As The City struggles to provide basic services, it must close a budget deficit of $384.6 million. The deficit would have been more severe had not labor unions agreed to a two-year union labor give-back deal for the current and next fiscal years valued at about $230 million.
The deal contained a job protection provision, negotiated by the city’s largest labor union, SEIU 1021, that prohibited layoffs this fiscal year. However, if a budget report due out next month shows the deficit remains in excess of $300 million, as is expected, then the provision will be lifted and The City could begin layoffs.
The budget deficit comes on the heels of larger deficits in previous years. The City closed a $522 million deficit for the current fiscal year, which began July 1, and a $575 million budget deficit the year before. Funding for street repaving, Muni, police academy classes and fire services remain a tough balancing act, and, in the past, were the subjects of heated budget battles.
Board of Supervisors Budget and Finance Committee chair Carmen Chu said she has heard of no plans for layoffs this year. And while layoffs are possible next fiscal year, she said there are other solutions such as labor groups forgoing raises.
San Francisco has 26,108 workers, down from the high of 10 years ago when The City had 28,060 employees.
Gabriel Haaland, the political director of SEIU 1021, said after years of deficits and cuts The City has already “cut so close to the bone” and more layoffs would impair its basic functioning on “a day-to-day level.”

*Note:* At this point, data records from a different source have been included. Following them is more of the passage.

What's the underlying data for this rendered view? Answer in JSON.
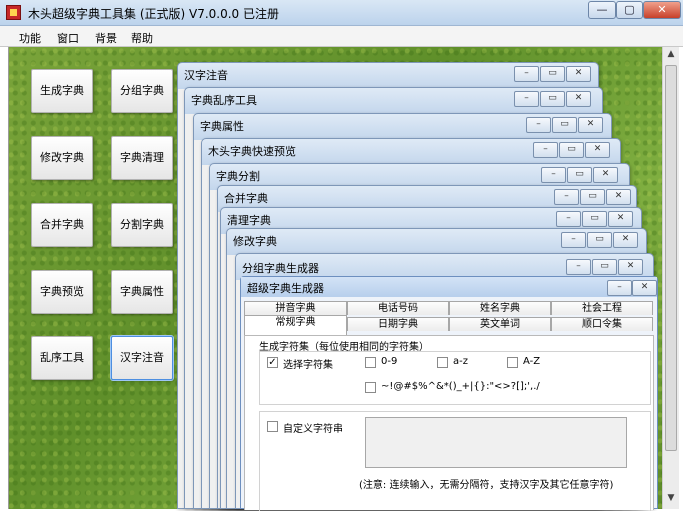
{
  "app": {
    "title": "木头超级字典工具集 (正式版) V7.0.0.0 已注册"
  },
  "caption_buttons": {
    "minimize": "—",
    "maximize": "▢",
    "close": "✕"
  },
  "menu": [
    "功能",
    "窗口",
    "背景",
    "帮助"
  ],
  "tools": [
    "生成字典",
    "分组字典",
    "修改字典",
    "字典清理",
    "合并字典",
    "分割字典",
    "字典预览",
    "字典属性",
    "乱序工具",
    "汉字注音"
  ],
  "child_windows": [
    "汉字注音",
    "字典乱序工具",
    "字典属性",
    "木头字典快速预览",
    "字典分割",
    "合并字典",
    "清理字典",
    "修改字典",
    "分组字典生成器"
  ],
  "mdi_buttons": {
    "minimize": "–",
    "restore": "▭",
    "close": "✕"
  },
  "generator": {
    "title": "超级字典生成器",
    "tabs_back": [
      "拼音字典",
      "电话号码",
      "姓名字典",
      "社会工程"
    ],
    "tabs_front": [
      "常规字典",
      "日期字典",
      "英文单词",
      "顺口令集"
    ],
    "group_title": "生成字符集（每位使用相同的字符集）",
    "select_charset": "选择字符集",
    "opt_digits": "0-9",
    "opt_lower": "a-z",
    "opt_upper": "A-Z",
    "opt_symbols": "~!@#$%^&*()_+|{}:\"<>?[];',./",
    "custom_label": "自定义字符串",
    "note": "(注意: 连续输入，无需分隔符，支持汉字及其它任意字符)",
    "check_mark": "✓"
  }
}
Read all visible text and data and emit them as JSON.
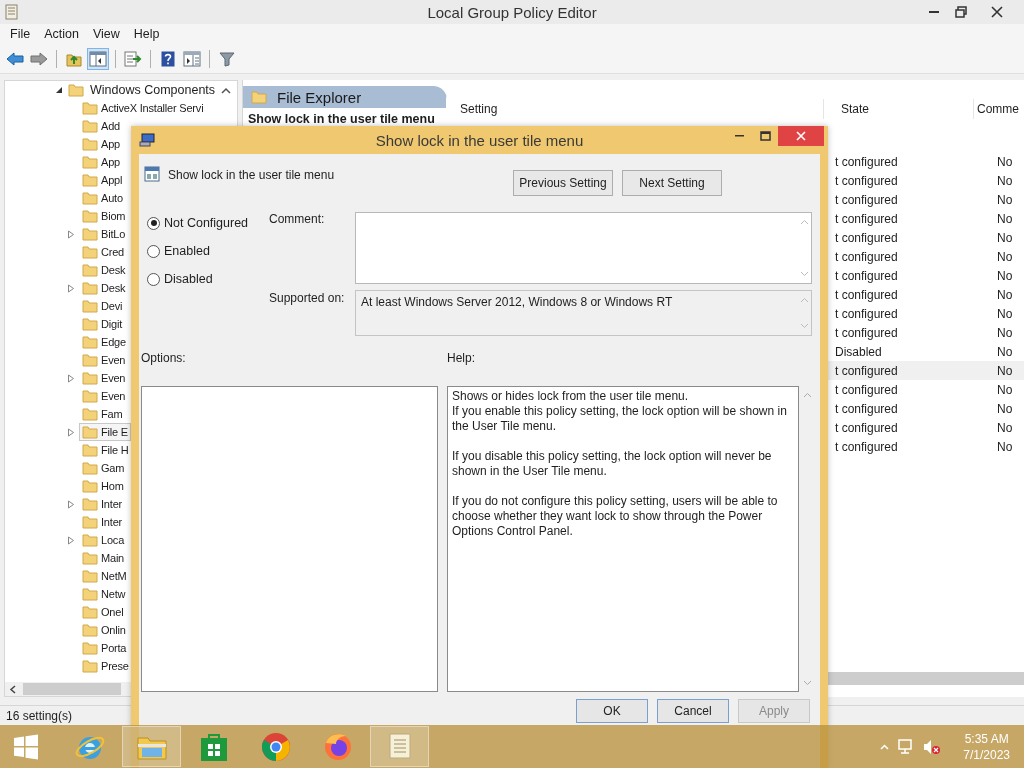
{
  "window": {
    "title": "Local Group Policy Editor"
  },
  "menu": [
    "File",
    "Action",
    "View",
    "Help"
  ],
  "toolbar": [
    {
      "kind": "back",
      "active": false
    },
    {
      "kind": "forward",
      "active": false
    },
    {
      "kind": "up",
      "active": false
    },
    {
      "kind": "tree",
      "active": true
    },
    {
      "kind": "export",
      "active": false
    },
    {
      "kind": "help",
      "active": false
    },
    {
      "kind": "view",
      "active": false
    },
    {
      "kind": "filter",
      "active": false
    }
  ],
  "tree": {
    "label": "Windows Components",
    "expanded": true,
    "children": [
      {
        "label": "ActiveX Installer Servi",
        "has_children": false,
        "selected": false
      },
      {
        "label": "Add",
        "has_children": false,
        "selected": false
      },
      {
        "label": "App",
        "has_children": false,
        "selected": false
      },
      {
        "label": "App",
        "has_children": false,
        "selected": false
      },
      {
        "label": "Appl",
        "has_children": false,
        "selected": false
      },
      {
        "label": "Auto",
        "has_children": false,
        "selected": false
      },
      {
        "label": "Biom",
        "has_children": false,
        "selected": false
      },
      {
        "label": "BitLo",
        "has_children": true,
        "selected": false
      },
      {
        "label": "Cred",
        "has_children": false,
        "selected": false
      },
      {
        "label": "Desk",
        "has_children": false,
        "selected": false
      },
      {
        "label": "Desk",
        "has_children": true,
        "selected": false
      },
      {
        "label": "Devi",
        "has_children": false,
        "selected": false
      },
      {
        "label": "Digit",
        "has_children": false,
        "selected": false
      },
      {
        "label": "Edge",
        "has_children": false,
        "selected": false
      },
      {
        "label": "Even",
        "has_children": false,
        "selected": false
      },
      {
        "label": "Even",
        "has_children": true,
        "selected": false
      },
      {
        "label": "Even",
        "has_children": false,
        "selected": false
      },
      {
        "label": "Fam",
        "has_children": false,
        "selected": false
      },
      {
        "label": "File E",
        "has_children": true,
        "selected": true
      },
      {
        "label": "File H",
        "has_children": false,
        "selected": false
      },
      {
        "label": "Gam",
        "has_children": false,
        "selected": false
      },
      {
        "label": "Hom",
        "has_children": false,
        "selected": false
      },
      {
        "label": "Inter",
        "has_children": true,
        "selected": false
      },
      {
        "label": "Inter",
        "has_children": false,
        "selected": false
      },
      {
        "label": "Loca",
        "has_children": true,
        "selected": false
      },
      {
        "label": "Main",
        "has_children": false,
        "selected": false
      },
      {
        "label": "NetM",
        "has_children": false,
        "selected": false
      },
      {
        "label": "Netw",
        "has_children": false,
        "selected": false
      },
      {
        "label": "Onel",
        "has_children": false,
        "selected": false
      },
      {
        "label": "Onlin",
        "has_children": false,
        "selected": false
      },
      {
        "label": "Porta",
        "has_children": false,
        "selected": false
      },
      {
        "label": "Prese",
        "has_children": false,
        "selected": false
      }
    ]
  },
  "pane": {
    "heading": "File Explorer",
    "selected_setting": "Show lock in the user tile menu",
    "columns": [
      "Setting",
      "State",
      "Comme"
    ],
    "rows": [
      {
        "state": "t configured",
        "comment": "No",
        "selected": false
      },
      {
        "state": "t configured",
        "comment": "No",
        "selected": false
      },
      {
        "state": "t configured",
        "comment": "No",
        "selected": false
      },
      {
        "state": "t configured",
        "comment": "No",
        "selected": false
      },
      {
        "state": "t configured",
        "comment": "No",
        "selected": false
      },
      {
        "state": "t configured",
        "comment": "No",
        "selected": false
      },
      {
        "state": "t configured",
        "comment": "No",
        "selected": false
      },
      {
        "state": "t configured",
        "comment": "No",
        "selected": false
      },
      {
        "state": "t configured",
        "comment": "No",
        "selected": false
      },
      {
        "state": "t configured",
        "comment": "No",
        "selected": false
      },
      {
        "state": "Disabled",
        "comment": "No",
        "selected": false
      },
      {
        "state": "t configured",
        "comment": "No",
        "selected": true
      },
      {
        "state": "t configured",
        "comment": "No",
        "selected": false
      },
      {
        "state": "t configured",
        "comment": "No",
        "selected": false
      },
      {
        "state": "t configured",
        "comment": "No",
        "selected": false
      },
      {
        "state": "t configured",
        "comment": "No",
        "selected": false
      }
    ]
  },
  "status_bar": "16 setting(s)",
  "dialog": {
    "title": "Show lock in the user tile menu",
    "setting_name": "Show lock in the user tile menu",
    "nav_buttons": [
      "Previous Setting",
      "Next Setting"
    ],
    "states": [
      {
        "label": "Not Configured",
        "selected": true
      },
      {
        "label": "Enabled",
        "selected": false
      },
      {
        "label": "Disabled",
        "selected": false
      }
    ],
    "comment_label": "Comment:",
    "supported_label": "Supported on:",
    "supported_text": "At least Windows Server 2012, Windows 8 or Windows RT",
    "options_label": "Options:",
    "help_label": "Help:",
    "help_text": "Shows or hides lock from the user tile menu.\nIf you enable this policy setting, the lock option will be shown in the User Tile menu.\n\nIf you disable this policy setting, the lock option will never be shown in the User Tile menu.\n\nIf you do not configure this policy setting, users will be able to choose whether they want lock to show through the Power Options Control Panel.",
    "footer_buttons": [
      {
        "label": "OK",
        "disabled": false
      },
      {
        "label": "Cancel",
        "disabled": false
      },
      {
        "label": "Apply",
        "disabled": true
      }
    ]
  },
  "taskbar": {
    "apps": [
      {
        "kind": "ie",
        "active": false
      },
      {
        "kind": "explorer",
        "active": true
      },
      {
        "kind": "store",
        "active": false
      },
      {
        "kind": "chrome",
        "active": false
      },
      {
        "kind": "firefox",
        "active": false
      },
      {
        "kind": "notepad",
        "active": true
      }
    ],
    "time": "5:35 AM",
    "date": "7/1/2023"
  }
}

Mayor Ed Lee, who must submit a proposed city budget to the Board of Supervisors by June 1, has not made a decision about layoffs.